§ **TASK GOAL**
Everything in the data should be repeated exactly, save for the images.
** GIVEN DATA follows **
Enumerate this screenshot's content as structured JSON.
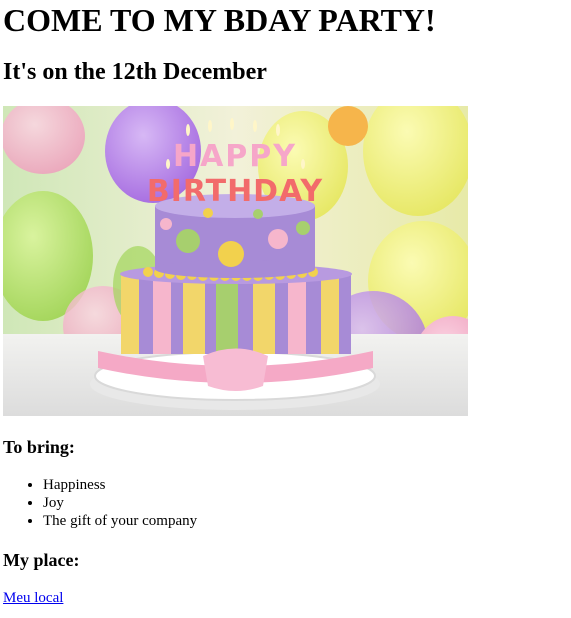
{
  "heading": "COME TO MY BDAY PARTY!",
  "subheading": "It's on the 12th December",
  "image": {
    "cake_letters_top": "HAPPY",
    "cake_letters_bottom": "BIRTHDAY"
  },
  "bring": {
    "title": "To bring:",
    "items": [
      "Happiness",
      "Joy",
      "The gift of your company"
    ]
  },
  "place": {
    "title": "My place:",
    "link_text": "Meu local"
  },
  "colors": {
    "link": "#0000ee",
    "cake_purple": "#a78bd6",
    "cake_pink": "#f6b6cc",
    "cake_yellow": "#f2d66a",
    "cake_green": "#a7cf6e"
  }
}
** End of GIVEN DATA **
§ **SOLUTION BELOW**
Enumerate this screenshot's content as structured JSON.
{
  "heading": "COME TO MY BDAY PARTY!",
  "subheading": "It's on the 12th December",
  "image": {
    "cake_letters_top": "HAPPY",
    "cake_letters_bottom": "BIRTHDAY"
  },
  "bring": {
    "title": "To bring:",
    "items": [
      "Happiness",
      "Joy",
      "The gift of your company"
    ]
  },
  "place": {
    "title": "My place:",
    "link_text": "Meu local"
  },
  "colors": {
    "link": "#0000ee",
    "cake_purple": "#a78bd6",
    "cake_pink": "#f6b6cc",
    "cake_yellow": "#f2d66a",
    "cake_green": "#a7cf6e"
  }
}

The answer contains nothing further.